[Excerpts from a dataset]
***

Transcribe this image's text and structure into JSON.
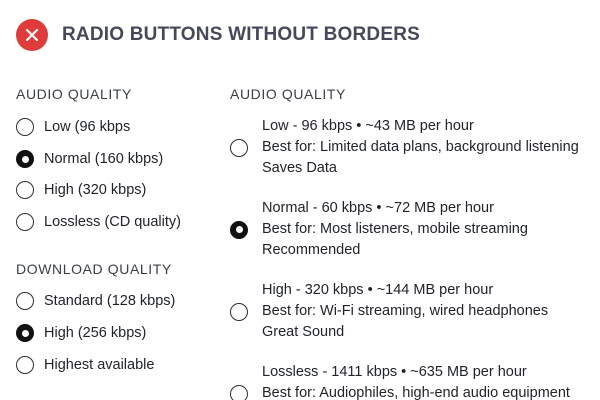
{
  "header": {
    "title": "RADIO BUTTONS WITHOUT BORDERS",
    "icon": "close-icon",
    "icon_color": "#e03b3b"
  },
  "left": {
    "audio_section_label": "AUDIO QUALITY",
    "audio_options": [
      {
        "label": "Low (96 kbps",
        "checked": false
      },
      {
        "label": "Normal (160 kbps)",
        "checked": true
      },
      {
        "label": "High (320 kbps)",
        "checked": false
      },
      {
        "label": "Lossless (CD quality)",
        "checked": false
      }
    ],
    "download_section_label": "DOWNLOAD QUALITY",
    "download_options": [
      {
        "label": "Standard (128 kbps)",
        "checked": false
      },
      {
        "label": "High (256 kbps)",
        "checked": true
      },
      {
        "label": "Highest available",
        "checked": false
      }
    ]
  },
  "right": {
    "section_label": "AUDIO QUALITY",
    "options": [
      {
        "title": "Low - 96 kbps • ~43 MB per hour",
        "best_for": "Best for: Limited data plans, background listening",
        "note": "Saves Data",
        "checked": false
      },
      {
        "title": "Normal - 60 kbps • ~72 MB per hour",
        "best_for": "Best for: Most listeners, mobile streaming",
        "note": "Recommended",
        "checked": true
      },
      {
        "title": "High - 320 kbps • ~144 MB per hour",
        "best_for": "Best for: Wi-Fi streaming, wired headphones",
        "note": "Great Sound",
        "checked": false
      },
      {
        "title": "Lossless - 1411 kbps • ~635 MB per hour",
        "best_for": "Best for: Audiophiles, high-end audio equipment",
        "note": "",
        "checked": false
      }
    ]
  }
}
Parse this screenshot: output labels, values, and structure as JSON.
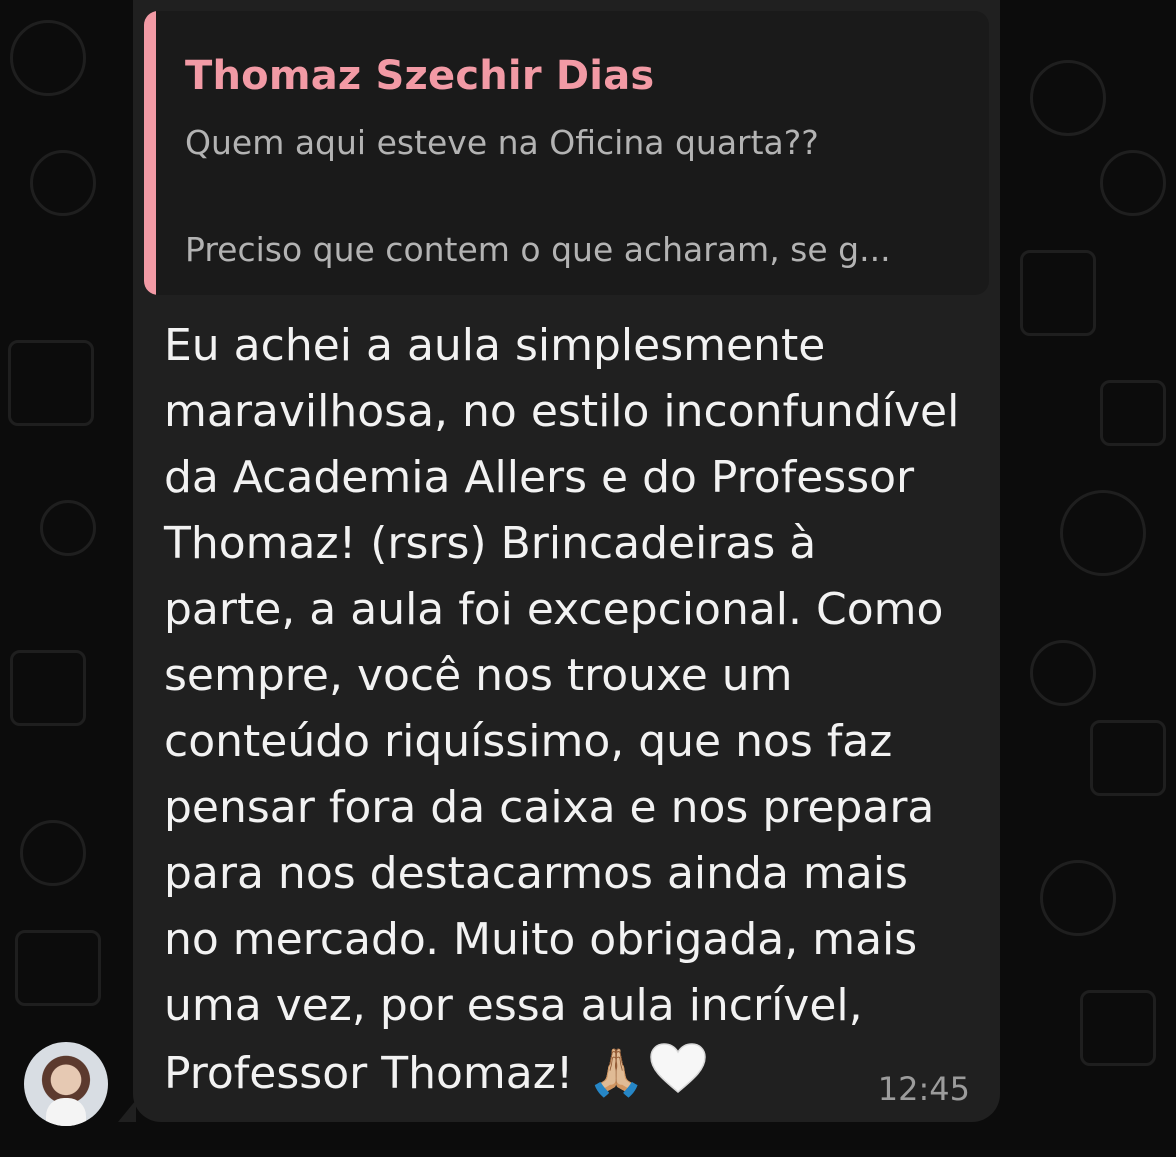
{
  "quoted_message": {
    "author": "Thomaz Szechir Dias",
    "line1": "Quem aqui esteve na Oficina quarta??",
    "line2": "Preciso que contem o que acharam, se g..."
  },
  "message": {
    "lines": [
      "Eu achei a aula simplesmente",
      "maravilhosa, no estilo inconfundível",
      "da Academia Allers e do Professor",
      "Thomaz! (rsrs) Brincadeiras à",
      "parte, a aula foi excepcional. Como",
      "sempre, você nos trouxe um",
      "conteúdo riquíssimo, que nos faz",
      "pensar fora da caixa e nos prepara",
      "para nos destacarmos ainda mais",
      "no mercado. Muito obrigada, mais",
      "uma vez, por essa aula incrível,",
      "Professor Thomaz!"
    ],
    "emoji1": "🙏🏼",
    "emoji2_icon": "white-heart-icon",
    "time": "12:45"
  },
  "sender_avatar": "avatar",
  "colors": {
    "author": "#f29aa5",
    "bubble": "#202020",
    "quote_bg": "#1a1a1a",
    "text": "#f2f2f2"
  }
}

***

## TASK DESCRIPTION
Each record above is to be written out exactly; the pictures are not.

## SOLUTION TO THIS PROBLEM
Transcribe this image's text and structure into JSON.
{
  "header": {
    "title": "RADIO BUTTONS WITHOUT BORDERS",
    "icon": "close-icon",
    "icon_color": "#e03b3b"
  },
  "left": {
    "audio_section_label": "AUDIO QUALITY",
    "audio_options": [
      {
        "label": "Low (96 kbps",
        "checked": false
      },
      {
        "label": "Normal (160 kbps)",
        "checked": true
      },
      {
        "label": "High (320 kbps)",
        "checked": false
      },
      {
        "label": "Lossless (CD quality)",
        "checked": false
      }
    ],
    "download_section_label": "DOWNLOAD QUALITY",
    "download_options": [
      {
        "label": "Standard (128 kbps)",
        "checked": false
      },
      {
        "label": "High (256 kbps)",
        "checked": true
      },
      {
        "label": "Highest available",
        "checked": false
      }
    ]
  },
  "right": {
    "section_label": "AUDIO QUALITY",
    "options": [
      {
        "title": "Low - 96 kbps • ~43 MB per hour",
        "best_for": "Best for: Limited data plans, background listening",
        "note": "Saves Data",
        "checked": false
      },
      {
        "title": "Normal - 60 kbps • ~72 MB per hour",
        "best_for": "Best for: Most listeners, mobile streaming",
        "note": "Recommended",
        "checked": true
      },
      {
        "title": "High - 320 kbps • ~144 MB per hour",
        "best_for": "Best for: Wi-Fi streaming, wired headphones",
        "note": "Great Sound",
        "checked": false
      },
      {
        "title": "Lossless - 1411 kbps • ~635 MB per hour",
        "best_for": "Best for: Audiophiles, high-end audio equipment",
        "note": "",
        "checked": false
      }
    ]
  }
}
Parse this screenshot: output labels, values, and structure as JSON.
{
  "quoted_message": {
    "author": "Thomaz Szechir Dias",
    "line1": "Quem aqui esteve na Oficina quarta??",
    "line2": "Preciso que contem o que acharam, se g..."
  },
  "message": {
    "lines": [
      "Eu achei a aula simplesmente",
      "maravilhosa, no estilo inconfundível",
      "da Academia Allers e do Professor",
      "Thomaz! (rsrs) Brincadeiras à",
      "parte, a aula foi excepcional. Como",
      "sempre, você nos trouxe um",
      "conteúdo riquíssimo, que nos faz",
      "pensar fora da caixa e nos prepara",
      "para nos destacarmos ainda mais",
      "no mercado. Muito obrigada, mais",
      "uma vez, por essa aula incrível,",
      "Professor Thomaz!"
    ],
    "emoji1": "🙏🏼",
    "emoji2_icon": "white-heart-icon",
    "time": "12:45"
  },
  "sender_avatar": "avatar",
  "colors": {
    "author": "#f29aa5",
    "bubble": "#202020",
    "quote_bg": "#1a1a1a",
    "text": "#f2f2f2"
  }
}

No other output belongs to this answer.